Four Principles of Successful Trading
Why do successful traders keep making money year after year, while newbies lose everything within the first few months? What is it that most beginners get wrong? How do successful traders know what’s right?
My colleagues and I are often asked how to succeed in trading. In fact, we have been asked this question so many times, that I have finally decided to write a trading report; a report that will give you straightforward and easy-to-follow advice on how to become a better trader.
Unlike most trading advice articles, this report is written in a clear, plain-English manner. I am going to describe the very essence of the problem in a concise and coherent way. You will read about major mistakes that prevent traders from making money and learn the basic principles that took successful traders years and thousands of dollars to discover. All the facts in this report are based on years of observation and can be easily verified.
Have you ever felt like you have finally learned how to predict market moves after a winning trade? And then felt desperate only a few days later – after a devastating loss?
Now imagine the feelings of a trader who spends years studying price movements, buying expensive indicators, following expert advice, and attending seminars. However, this trader keeps losing money until all their savings are gone. He then raises more funds, loses everything again – all the time wondering why, contrary to all the guru promises, he can’t turn trading into a profitable business. Nevertheless trading is just as understandable, predictable and profitable as any other business.
Just imagine that after years invested in trading you still won’t be able to understand how markets work. How frustrating would that be?
Or even worse: what if, driven by emotions, you lose control and, as a result, all your savings? Do you have an emergency plan to protect yourself?
How quickly do you think you could recover from heavy losses, if at all?
Not only beginners but also ‘experienced’ traders tend to ignore or forget about taking steps to protect their capital against these types of catastrophes – until disaster strikes. By then it’s too late and the damage is done.
But That Could Never Happen to Me!
After working with over 2000 individual traders and institutional customers in Europe and the USA, we found that 9 out of 10 traders will experience some type of losses that will end up costing them between several thousand to several million dollars.
This doesn’t include money spent on manuals, trainings, seminars or months of painstakingly analyzing the market.

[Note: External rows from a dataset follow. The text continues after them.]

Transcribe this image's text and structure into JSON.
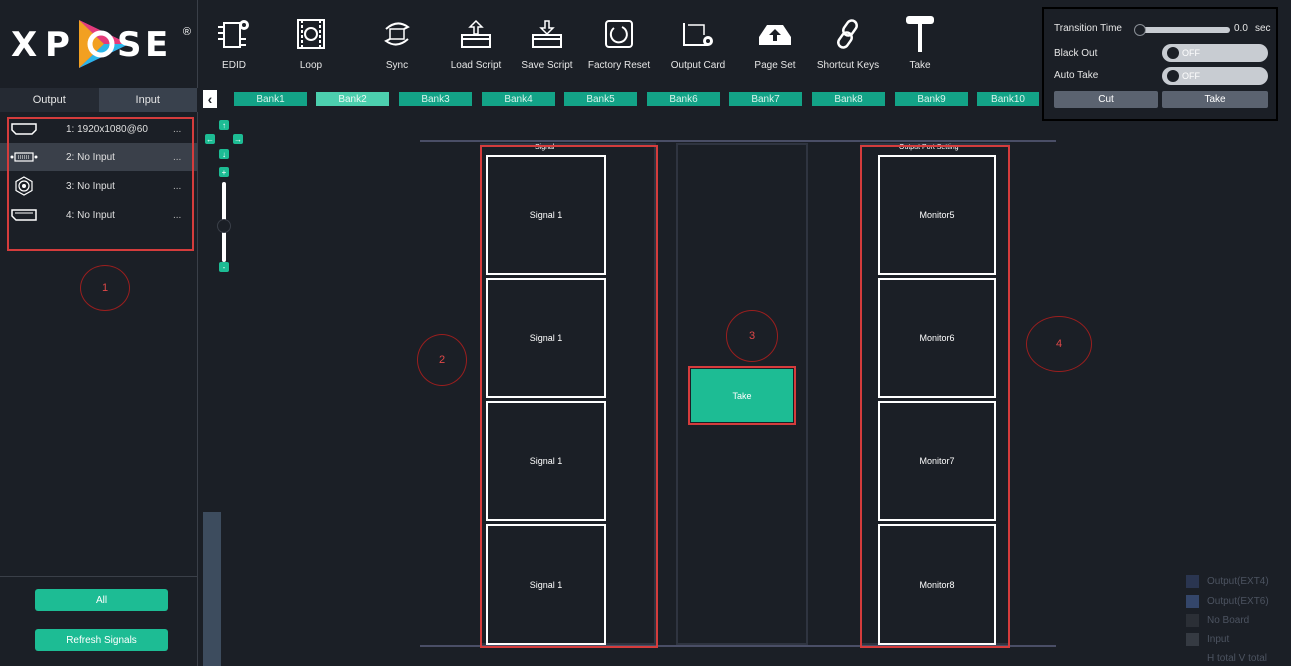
{
  "app": {
    "brand": "XPOSE",
    "reg": "®"
  },
  "left_tabs": [
    {
      "label": "Output"
    },
    {
      "label": "Input"
    }
  ],
  "inputs": [
    {
      "label": "1: 1920x1080@60",
      "more": "...",
      "icon": "hdmi-icon"
    },
    {
      "label": "2: No Input",
      "more": "...",
      "icon": "dvi-icon"
    },
    {
      "label": "3: No Input",
      "more": "...",
      "icon": "sdi-icon"
    },
    {
      "label": "4: No Input",
      "more": "...",
      "icon": "displayport-icon"
    }
  ],
  "left_buttons": {
    "all": "All",
    "refresh": "Refresh Signals"
  },
  "toolbar": [
    {
      "label": "EDID",
      "icon": "edid-chip-icon"
    },
    {
      "label": "Loop",
      "icon": "loop-icon"
    },
    {
      "label": "Sync",
      "icon": "sync-icon"
    },
    {
      "label": "Load Script",
      "icon": "load-script-icon"
    },
    {
      "label": "Save Script",
      "icon": "save-script-icon"
    },
    {
      "label": "Factory Reset",
      "icon": "factory-reset-icon"
    },
    {
      "label": "Output Card",
      "icon": "output-card-icon"
    },
    {
      "label": "Page Set",
      "icon": "page-set-icon"
    },
    {
      "label": "Shortcut Keys",
      "icon": "link-icon"
    },
    {
      "label": "Take",
      "icon": "take-icon"
    }
  ],
  "banks": [
    "Bank1",
    "Bank2",
    "Bank3",
    "Bank4",
    "Bank5",
    "Bank6",
    "Bank7",
    "Bank8",
    "Bank9",
    "Bank10"
  ],
  "selected_bank": "Bank2",
  "transition": {
    "time_label": "Transition Time",
    "time_value": "0.0",
    "time_unit": "sec",
    "black_out_label": "Black Out",
    "black_out_state": "OFF",
    "auto_take_label": "Auto Take",
    "auto_take_state": "OFF",
    "cut_label": "Cut",
    "take_label": "Take"
  },
  "zoom": {
    "up": "↑",
    "left": "←",
    "right": "→",
    "down": "↓",
    "plus": "+",
    "minus": "-"
  },
  "signal_column": {
    "title": "Signal",
    "tiles": [
      "Signal 1",
      "Signal 1",
      "Signal 1",
      "Signal 1"
    ]
  },
  "output_column": {
    "title": "Output Port  Setting",
    "tiles": [
      "Monitor5",
      "Monitor6",
      "Monitor7",
      "Monitor8"
    ]
  },
  "take_button": "Take",
  "annotations": [
    "1",
    "2",
    "3",
    "4"
  ],
  "legend": [
    {
      "label": "Output(EXT4)",
      "color": "#2a3550"
    },
    {
      "label": "Output(EXT6)",
      "color": "#34466a"
    },
    {
      "label": "No Board",
      "color": "#2b2f36"
    },
    {
      "label": "Input",
      "color": "#353a42"
    },
    {
      "label": "H total V total",
      "color": "#1b1f26"
    }
  ],
  "colors": {
    "accent": "#1dbc94",
    "bank": "#13a387",
    "bank_selected": "#4ccfae",
    "annotation": "#d53c3c"
  }
}
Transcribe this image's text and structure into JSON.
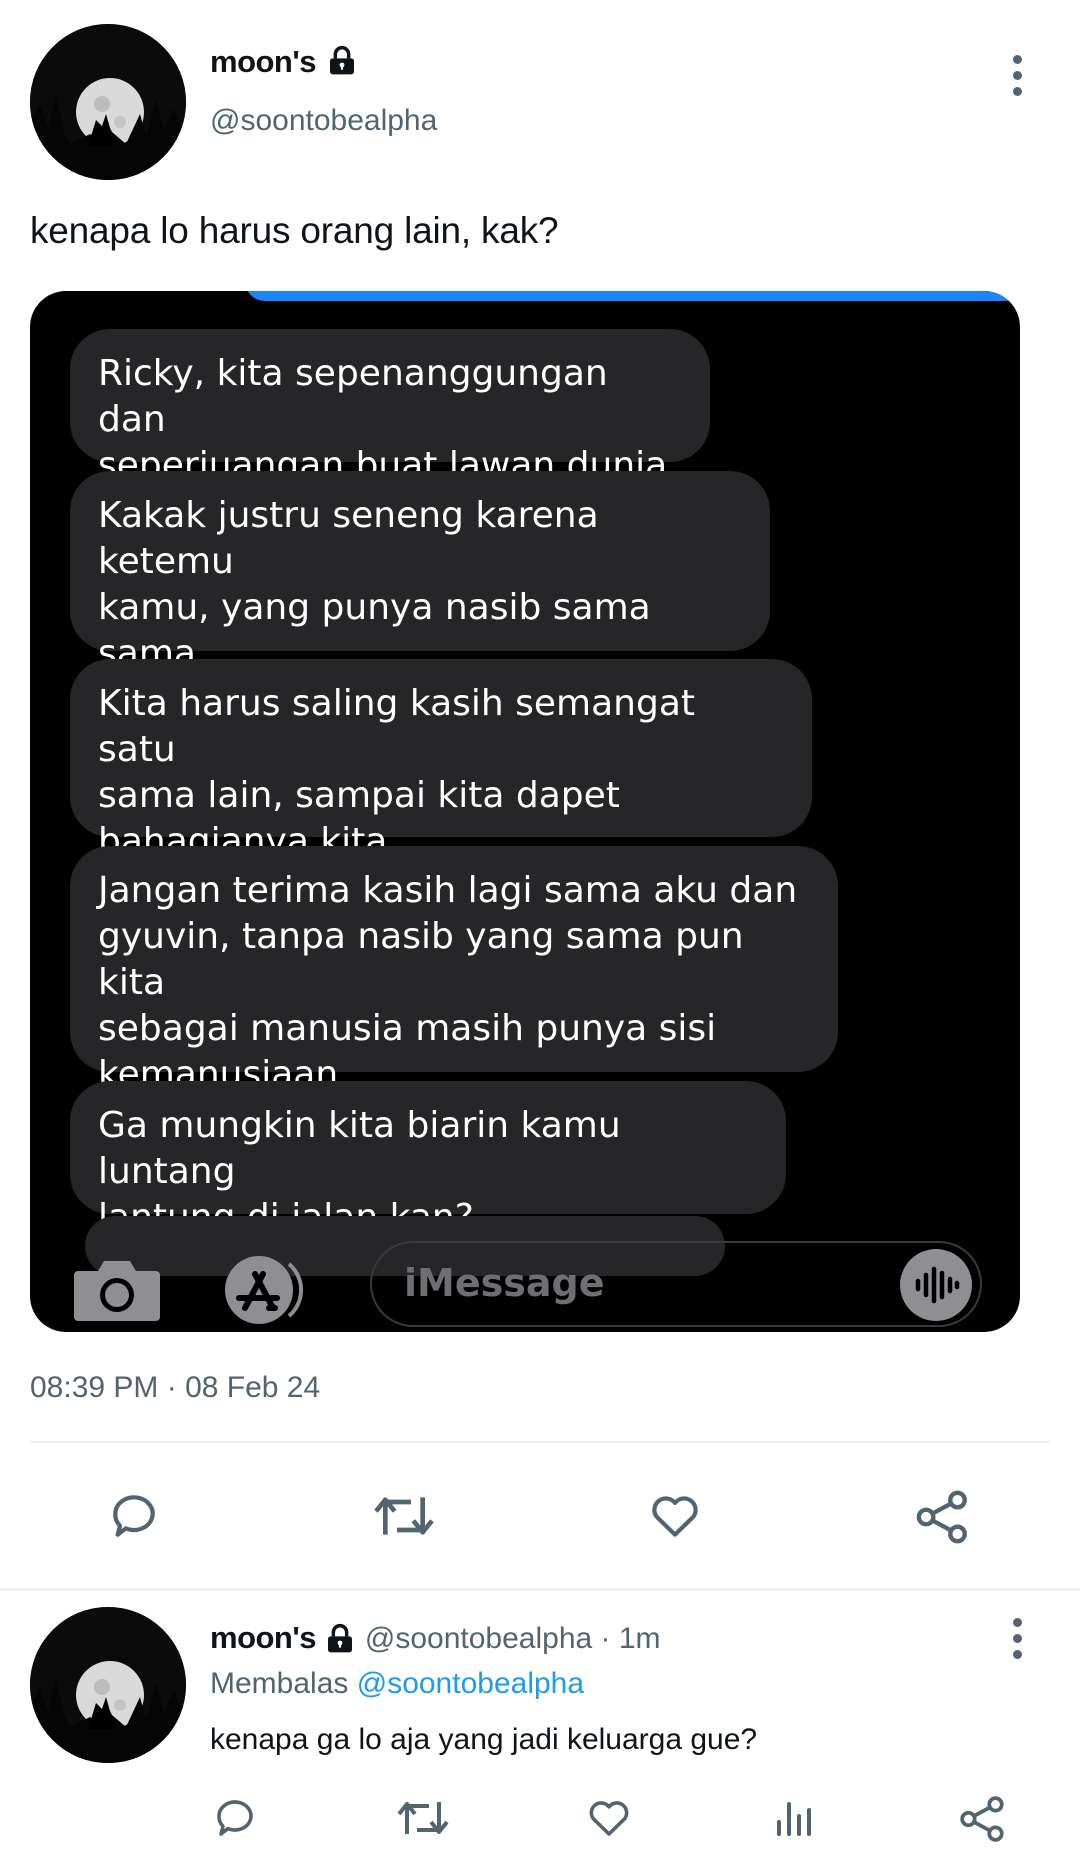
{
  "tweet": {
    "author_name": "moon's",
    "author_handle": "@soontobealpha",
    "text": "kenapa lo harus orang lain, kak?",
    "timestamp": "08:39 PM · 08 Feb 24"
  },
  "screenshot": {
    "messages": [
      "Ricky, kita sepenanggungan dan\nseperjuangan buat lawan dunia",
      "Kakak justru seneng karena ketemu\nkamu, yang punya nasib sama sama\nkakak",
      "Kita harus saling kasih semangat satu\nsama lain, sampai kita dapet\nbahagianya kita",
      "Jangan terima kasih lagi sama aku dan\ngyuvin, tanpa nasib yang sama pun kita\nsebagai manusia masih punya sisi\nkemanusiaan",
      "Ga mungkin kita biarin kamu luntang\nlantung di jalan kan?"
    ],
    "input_placeholder": "iMessage"
  },
  "reply": {
    "author_name": "moon's",
    "meta": "@soontobealpha · 1m",
    "replying_prefix": "Membalas",
    "replying_to": "@soontobealpha",
    "text": "kenapa ga lo aja yang jadi keluarga gue?"
  },
  "icons": {
    "main_actions": [
      "reply-icon",
      "retweet-icon",
      "like-icon",
      "share-icon"
    ],
    "reply_actions": [
      "reply-icon",
      "retweet-icon",
      "like-icon",
      "analytics-icon",
      "share-icon"
    ]
  },
  "colors": {
    "icon_gray": "#536471",
    "mention_blue": "#1d9bf0",
    "bubble_gray": "#262628",
    "imessage_blue": "#1d84f5"
  }
}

Losses incurred in poor trading practices Avatrade Trustpilot reviews differ in each particular case. However, whatever those losses may be they are always too high for the trader involved. As a rule, people lose all their disposable money. Even worse: sometimes they go even further and get dragged into debt.
Take a look at these statistics:
90% – 95% OF ALL TRADERS LOSE MONEY (Source: Ryan Jones, the author of The Trading Game, Playing by the Numbers to Make Millions)
70 percent of day traders lose money (Source: 1999 study conducted by the North American Securities Administrators Association (NASAA))
95 percent will fail in the first two years (Source: Harvey Houtkin, February issue of Securities Regulation and Law Report)
What Do These Statistics Mean for You?
The facts above clearly demonstrate that most people underestimate the risks of trading. In most cases, they are simply misled by advertising from brokers and consultants. As a rule, brokers don’t care about your long-term success because their goal is to quickly earn back the money invested in attracting a new customer. That’s why they want you to start trading as soon as possible. To achieve this goal, brokers provide beginning traders with minimum information that is just sufficient to make trades (and thus to generate commission that brokers live on) and let them fly blind in the market. Such unscrupulous practices have even drawn attention of various governmental agencies supervising and monitoring securities trading. Unfortunately little success has been achieved in curbing these practices.